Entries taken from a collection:
____

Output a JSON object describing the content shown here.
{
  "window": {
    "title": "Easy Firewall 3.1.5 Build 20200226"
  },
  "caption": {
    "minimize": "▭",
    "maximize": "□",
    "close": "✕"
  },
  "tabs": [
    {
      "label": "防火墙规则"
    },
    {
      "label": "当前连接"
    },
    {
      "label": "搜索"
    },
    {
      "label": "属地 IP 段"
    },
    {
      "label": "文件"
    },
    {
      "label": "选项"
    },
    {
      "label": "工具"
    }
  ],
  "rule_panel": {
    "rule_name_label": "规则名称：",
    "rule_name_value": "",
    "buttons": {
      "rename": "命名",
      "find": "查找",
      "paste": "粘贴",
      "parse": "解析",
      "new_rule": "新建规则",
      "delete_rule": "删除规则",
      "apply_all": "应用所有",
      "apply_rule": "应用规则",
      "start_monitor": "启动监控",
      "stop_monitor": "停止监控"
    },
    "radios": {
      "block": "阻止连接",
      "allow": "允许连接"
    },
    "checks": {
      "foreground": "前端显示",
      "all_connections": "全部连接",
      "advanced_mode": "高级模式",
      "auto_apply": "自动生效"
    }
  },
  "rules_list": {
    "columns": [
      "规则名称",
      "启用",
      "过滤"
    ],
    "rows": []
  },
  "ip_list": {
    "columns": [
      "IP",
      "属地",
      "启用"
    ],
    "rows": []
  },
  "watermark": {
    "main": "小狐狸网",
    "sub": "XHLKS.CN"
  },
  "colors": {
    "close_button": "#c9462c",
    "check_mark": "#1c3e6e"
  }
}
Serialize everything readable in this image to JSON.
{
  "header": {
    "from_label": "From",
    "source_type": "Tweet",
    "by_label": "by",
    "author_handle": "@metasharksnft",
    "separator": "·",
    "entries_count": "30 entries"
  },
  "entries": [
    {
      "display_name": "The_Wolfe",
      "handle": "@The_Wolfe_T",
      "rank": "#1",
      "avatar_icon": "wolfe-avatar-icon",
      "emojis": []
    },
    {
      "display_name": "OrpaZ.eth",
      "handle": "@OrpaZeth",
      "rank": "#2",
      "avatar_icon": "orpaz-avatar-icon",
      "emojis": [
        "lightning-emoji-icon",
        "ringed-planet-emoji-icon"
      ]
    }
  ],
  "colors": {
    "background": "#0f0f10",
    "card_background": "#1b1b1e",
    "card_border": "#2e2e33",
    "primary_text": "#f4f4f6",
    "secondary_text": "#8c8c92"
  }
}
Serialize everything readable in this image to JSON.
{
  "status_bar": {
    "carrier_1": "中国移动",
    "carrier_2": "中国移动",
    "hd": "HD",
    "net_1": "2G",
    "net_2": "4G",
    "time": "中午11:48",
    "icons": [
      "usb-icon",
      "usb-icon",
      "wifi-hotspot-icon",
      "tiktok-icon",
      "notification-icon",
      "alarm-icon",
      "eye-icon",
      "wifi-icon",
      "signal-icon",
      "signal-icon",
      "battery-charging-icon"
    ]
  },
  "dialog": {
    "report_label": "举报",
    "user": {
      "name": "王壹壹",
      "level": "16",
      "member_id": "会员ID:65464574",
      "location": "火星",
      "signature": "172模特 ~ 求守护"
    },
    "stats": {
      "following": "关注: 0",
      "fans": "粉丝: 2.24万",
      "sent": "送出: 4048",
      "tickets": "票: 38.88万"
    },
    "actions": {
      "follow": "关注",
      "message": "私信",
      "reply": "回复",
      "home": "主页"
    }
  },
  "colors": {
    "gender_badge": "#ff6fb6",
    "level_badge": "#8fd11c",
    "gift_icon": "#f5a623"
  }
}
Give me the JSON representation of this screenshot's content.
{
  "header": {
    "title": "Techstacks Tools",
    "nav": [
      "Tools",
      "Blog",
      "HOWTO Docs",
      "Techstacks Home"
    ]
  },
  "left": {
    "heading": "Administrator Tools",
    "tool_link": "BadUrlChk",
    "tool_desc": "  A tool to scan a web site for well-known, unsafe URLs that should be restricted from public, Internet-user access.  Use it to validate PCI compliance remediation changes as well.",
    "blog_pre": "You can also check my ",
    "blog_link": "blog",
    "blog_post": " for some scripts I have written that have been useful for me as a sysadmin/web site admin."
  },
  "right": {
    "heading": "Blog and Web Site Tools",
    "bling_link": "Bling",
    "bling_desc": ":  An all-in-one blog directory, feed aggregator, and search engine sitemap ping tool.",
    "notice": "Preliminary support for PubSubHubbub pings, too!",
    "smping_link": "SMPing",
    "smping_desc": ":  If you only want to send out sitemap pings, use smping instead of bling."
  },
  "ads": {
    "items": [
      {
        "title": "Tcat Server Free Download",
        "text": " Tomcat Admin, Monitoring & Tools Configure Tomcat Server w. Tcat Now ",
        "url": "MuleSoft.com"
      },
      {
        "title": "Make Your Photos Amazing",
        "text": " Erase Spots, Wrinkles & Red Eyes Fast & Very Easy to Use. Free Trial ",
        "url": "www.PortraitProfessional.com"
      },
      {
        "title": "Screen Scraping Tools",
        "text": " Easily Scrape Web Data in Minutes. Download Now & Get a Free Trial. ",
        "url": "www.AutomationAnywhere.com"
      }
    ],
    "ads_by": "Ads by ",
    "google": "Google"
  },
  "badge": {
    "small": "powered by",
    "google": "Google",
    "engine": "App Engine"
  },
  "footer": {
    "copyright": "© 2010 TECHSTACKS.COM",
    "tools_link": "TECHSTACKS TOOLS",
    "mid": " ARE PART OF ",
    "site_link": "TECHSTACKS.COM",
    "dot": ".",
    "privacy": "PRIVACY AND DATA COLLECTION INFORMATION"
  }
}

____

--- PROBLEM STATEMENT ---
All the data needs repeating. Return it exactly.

--- EXERCISE RESULT ---
Output a JSON object describing the content shown here.
{
  "window": {
    "title": "Easy Firewall 3.1.5 Build 20200226"
  },
  "caption": {
    "minimize": "▭",
    "maximize": "□",
    "close": "✕"
  },
  "tabs": [
    {
      "label": "防火墙规则"
    },
    {
      "label": "当前连接"
    },
    {
      "label": "搜索"
    },
    {
      "label": "属地 IP 段"
    },
    {
      "label": "文件"
    },
    {
      "label": "选项"
    },
    {
      "label": "工具"
    }
  ],
  "rule_panel": {
    "rule_name_label": "规则名称：",
    "rule_name_value": "",
    "buttons": {
      "rename": "命名",
      "find": "查找",
      "paste": "粘贴",
      "parse": "解析",
      "new_rule": "新建规则",
      "delete_rule": "删除规则",
      "apply_all": "应用所有",
      "apply_rule": "应用规则",
      "start_monitor": "启动监控",
      "stop_monitor": "停止监控"
    },
    "radios": {
      "block": "阻止连接",
      "allow": "允许连接"
    },
    "checks": {
      "foreground": "前端显示",
      "all_connections": "全部连接",
      "advanced_mode": "高级模式",
      "auto_apply": "自动生效"
    }
  },
  "rules_list": {
    "columns": [
      "规则名称",
      "启用",
      "过滤"
    ],
    "rows": []
  },
  "ip_list": {
    "columns": [
      "IP",
      "属地",
      "启用"
    ],
    "rows": []
  },
  "watermark": {
    "main": "小狐狸网",
    "sub": "XHLKS.CN"
  },
  "colors": {
    "close_button": "#c9462c",
    "check_mark": "#1c3e6e"
  }
}
Serialize everything readable in this image to JSON.
{
  "header": {
    "from_label": "From",
    "source_type": "Tweet",
    "by_label": "by",
    "author_handle": "@metasharksnft",
    "separator": "·",
    "entries_count": "30 entries"
  },
  "entries": [
    {
      "display_name": "The_Wolfe",
      "handle": "@The_Wolfe_T",
      "rank": "#1",
      "avatar_icon": "wolfe-avatar-icon",
      "emojis": []
    },
    {
      "display_name": "OrpaZ.eth",
      "handle": "@OrpaZeth",
      "rank": "#2",
      "avatar_icon": "orpaz-avatar-icon",
      "emojis": [
        "lightning-emoji-icon",
        "ringed-planet-emoji-icon"
      ]
    }
  ],
  "colors": {
    "background": "#0f0f10",
    "card_background": "#1b1b1e",
    "card_border": "#2e2e33",
    "primary_text": "#f4f4f6",
    "secondary_text": "#8c8c92"
  }
}
Serialize everything readable in this image to JSON.
{
  "status_bar": {
    "carrier_1": "中国移动",
    "carrier_2": "中国移动",
    "hd": "HD",
    "net_1": "2G",
    "net_2": "4G",
    "time": "中午11:48",
    "icons": [
      "usb-icon",
      "usb-icon",
      "wifi-hotspot-icon",
      "tiktok-icon",
      "notification-icon",
      "alarm-icon",
      "eye-icon",
      "wifi-icon",
      "signal-icon",
      "signal-icon",
      "battery-charging-icon"
    ]
  },
  "dialog": {
    "report_label": "举报",
    "user": {
      "name": "王壹壹",
      "level": "16",
      "member_id": "会员ID:65464574",
      "location": "火星",
      "signature": "172模特 ~ 求守护"
    },
    "stats": {
      "following": "关注: 0",
      "fans": "粉丝: 2.24万",
      "sent": "送出: 4048",
      "tickets": "票: 38.88万"
    },
    "actions": {
      "follow": "关注",
      "message": "私信",
      "reply": "回复",
      "home": "主页"
    }
  },
  "colors": {
    "gender_badge": "#ff6fb6",
    "level_badge": "#8fd11c",
    "gift_icon": "#f5a623"
  }
}
Give me the JSON representation of this screenshot's content.
{
  "header": {
    "title": "Techstacks Tools",
    "nav": [
      "Tools",
      "Blog",
      "HOWTO Docs",
      "Techstacks Home"
    ]
  },
  "left": {
    "heading": "Administrator Tools",
    "tool_link": "BadUrlChk",
    "tool_desc": "  A tool to scan a web site for well-known, unsafe URLs that should be restricted from public, Internet-user access.  Use it to validate PCI compliance remediation changes as well.",
    "blog_pre": "You can also check my ",
    "blog_link": "blog",
    "blog_post": " for some scripts I have written that have been useful for me as a sysadmin/web site admin."
  },
  "right": {
    "heading": "Blog and Web Site Tools",
    "bling_link": "Bling",
    "bling_desc": ":  An all-in-one blog directory, feed aggregator, and search engine sitemap ping tool.",
    "notice": "Preliminary support for PubSubHubbub pings, too!",
    "smping_link": "SMPing",
    "smping_desc": ":  If you only want to send out sitemap pings, use smping instead of bling."
  },
  "ads": {
    "items": [
      {
        "title": "Tcat Server Free Download",
        "text": " Tomcat Admin, Monitoring & Tools Configure Tomcat Server w. Tcat Now ",
        "url": "MuleSoft.com"
      },
      {
        "title": "Make Your Photos Amazing",
        "text": " Erase Spots, Wrinkles & Red Eyes Fast & Very Easy to Use. Free Trial ",
        "url": "www.PortraitProfessional.com"
      },
      {
        "title": "Screen Scraping Tools",
        "text": " Easily Scrape Web Data in Minutes. Download Now & Get a Free Trial. ",
        "url": "www.AutomationAnywhere.com"
      }
    ],
    "ads_by": "Ads by ",
    "google": "Google"
  },
  "badge": {
    "small": "powered by",
    "google": "Google",
    "engine": "App Engine"
  },
  "footer": {
    "copyright": "© 2010 TECHSTACKS.COM",
    "tools_link": "TECHSTACKS TOOLS",
    "mid": " ARE PART OF ",
    "site_link": "TECHSTACKS.COM",
    "dot": ".",
    "privacy": "PRIVACY AND DATA COLLECTION INFORMATION"
  }
}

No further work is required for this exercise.